Even in the midst of a highly charged 2020 election cycle, most American houses of worship have protected their tax-exempt status by avoiding candidate endorsements and direct involvement in political campaigns, said Amanda Tyler, executive director of Baptist Joint Committee for Religious Liberty.
But those ministers and congregations that have crossed the line imposed by their 501(c)(3) designations often have done so in spectacular fashion and in ways that illustrate Christian nationalism’s threat to democracy, Tyler said in a recent episode of the BJC “Respecting Religion” podcast.
“One prominent example of this is one particularly loud Tennessee pastor, Greg Locke. At church on a (May) weekend he said, ‘If you vote Democrat, I don’t even want you around this church. You can get out,’” she said. “I’ve been in a lot of churches in my day, and I have never had a pastor encourage people to get out of the church, and certainly not for how they vote in an election. This is not good behavior for your tax status, it’s also not good behavior as a pastor.”
Locke’s action was a clear violation of the Johnson Amendment, a 1954 law that bars nonprofits, including churches, from endorsing candidates for political office or participating in political campaigns, Tyler explained.
She also welcomed subsequent reports that Locke dissolved the 501(c)(3) status of his Global Vision Church. “This is good news because now he’s free to say what he wants but he has to give up his tax-exempt status. He said he would start a PAC, which is more in line” with his actions.
Tyler was joined on the podcast by Holly Hollman, BJC general counsel and associate executive director.
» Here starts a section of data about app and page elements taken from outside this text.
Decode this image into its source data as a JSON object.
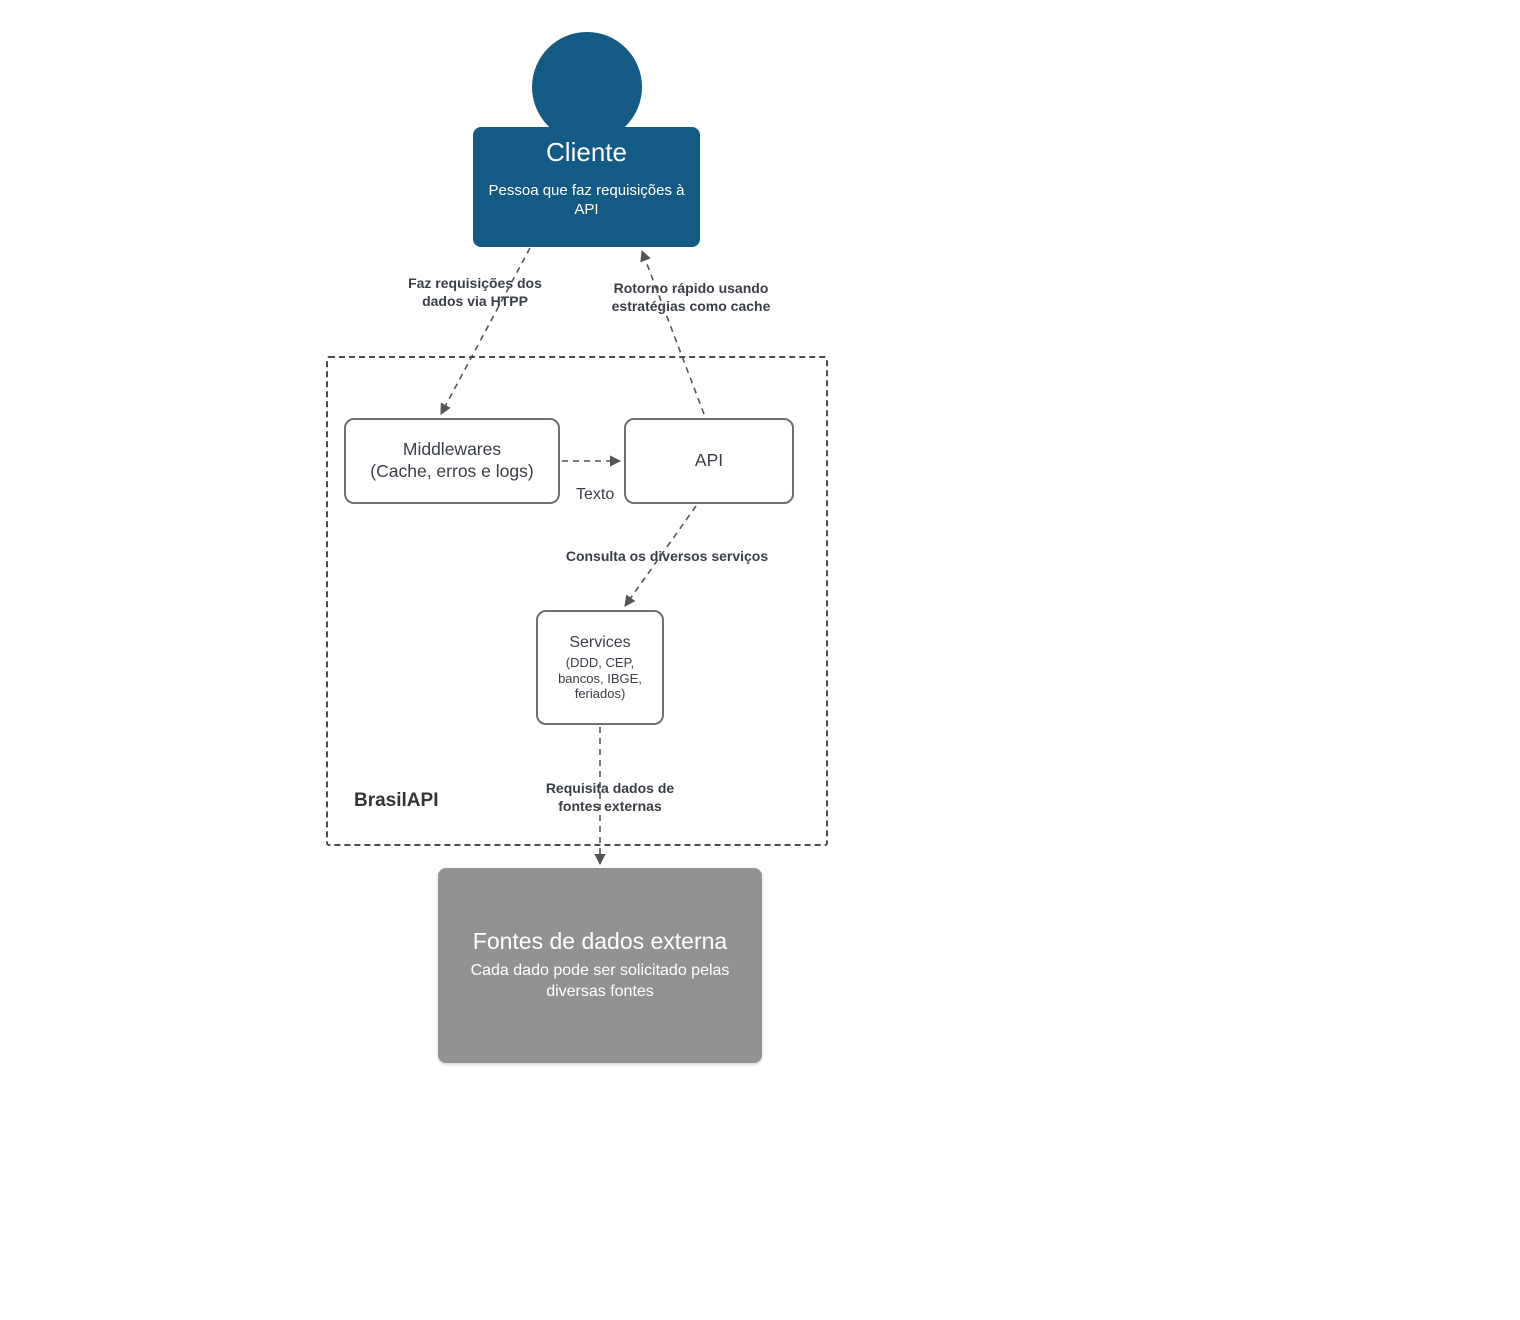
{
  "palette": {
    "actor": "#135a85",
    "boxBorder": "#707070",
    "dashed": "#4c4c4c",
    "ext": "#929292",
    "text": "#3a3e46"
  },
  "actor": {
    "title": "Cliente",
    "desc": "Pessoa que faz requisições à API"
  },
  "container": {
    "label": "BrasilAPI"
  },
  "boxes": {
    "middlewares": {
      "line1": "Middlewares",
      "line2": "(Cache, erros e logs)"
    },
    "api": {
      "line1": "API"
    },
    "services": {
      "line1": "Services",
      "line2": "(DDD, CEP, bancos, IBGE, feriados)"
    }
  },
  "external": {
    "title": "Fontes de dados externa",
    "desc": "Cada dado pode ser solicitado pelas diversas fontes"
  },
  "edges": {
    "client_to_mw": "Faz requisições dos dados via HTPP",
    "api_to_client": "Rotorno rápido usando estratégias como cache",
    "mw_to_api_sub": "Texto",
    "api_to_services": "Consulta os diversos serviços",
    "services_to_ext": "Requisita dados de fontes externas"
  }
}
Together, they described the threat Christian nationalism poses to American democracy through electoral politics and provided guidance for churches concerned about the legal line between partisanship and participation in the public square.
They also noted that Christian nationalism’s challenge to the separation of church and state isn’t emanating only from far-right religious groups, but also from like-minded politicians and parties seeking their support.
Tyler cited Pennsylvania State Sen. Douglas Mastriano, who won Pennsylvania’s 2022 Republican gubernatorial nomination, and Kandiss Taylor Show, whose “Jesus, Guns and Babies” campaign for governor fell short in Georgia’s May primary.
“What a slogan, right?” Tyler said.
“It’s an example of this terrible problem that we must face — Christian nationalism,” Hollman said. “Some people who have the microphone out there in the public square are equating Christianity and a particular partisan platform that they say cannot be separated.”
Hollman added that it’s not enough to be aware of the challenge. “We have work to do. We need to get out there, learn about these issues and speak out where Christian nationalism threatens our religious freedom and our way of life.”
The attacks have been coming steadily since 2017 when the Trump administration sought to kill the Johnson Amendment, Tyler said.
“Trump criticized the law when he was on the campaign trail and in his first month in office, he promised he would ‘totally destroy’ the Johnson Amendment. And he tried very hard to do that, and he failed in that endeavor,” she said.
Hollman said the move was an effort to inject more direct Christian support for his presidential bids. “He had pastors say they didn’t want to endorse him and speak out in his favor because they were concerned about getting their churches in trouble. And that was pretty upsetting to candidate Trump and he said, ‘Let’s get rid of this.’”
Conservatives also have launched widespread attacks on voting rights since then, a move that has led to some confusion about the appropriateness of church-led voter registration and voting turnout campaigns, Tyler noted.
“Efforts to encourage voting, to help make voting easier for people, are common for 501(c)(3) organizations, including churches. Those efforts, as long as they are nonpartisan in nature, do not typically raise concerns. So, don’t think your church can’t respond to efforts making it harder to vote or to encourage or help increase voter turnout. Voting itself, and helping people to vote, is not partisan. It is part of responsible civic engagement in our democracy.”
There is legal difference between raising voices on issues and directly supporting a party or candidate, Hollman said. “And it’s OK to educate people about issues and to be involved in civic participation.”
In fact, that kind of engagement is needed to oppose those seeking to blend religion and government, she said. “One thing we know people can do is to become involved. We urge civic participation of all people. We urge people to learn about the issues, to make sure they vote, to get involved in their communities. It’s also important to talk about the role of religion and religious institutions in elections.”
One place to start is through BJC’s Christians Against Christian Nationalism movement, Hollman suggested. “It says that ‘people of all faiths and none have the right and responsibility to engage constructively in the public square.’ Of course, that is saying we are all equal citizens without regard to religion, so don’t be fooled by the Christian nationalism talk that preferences Christians and their legal rights. This is just a core principle of civic engagement … and in no way runs afoul” of the law.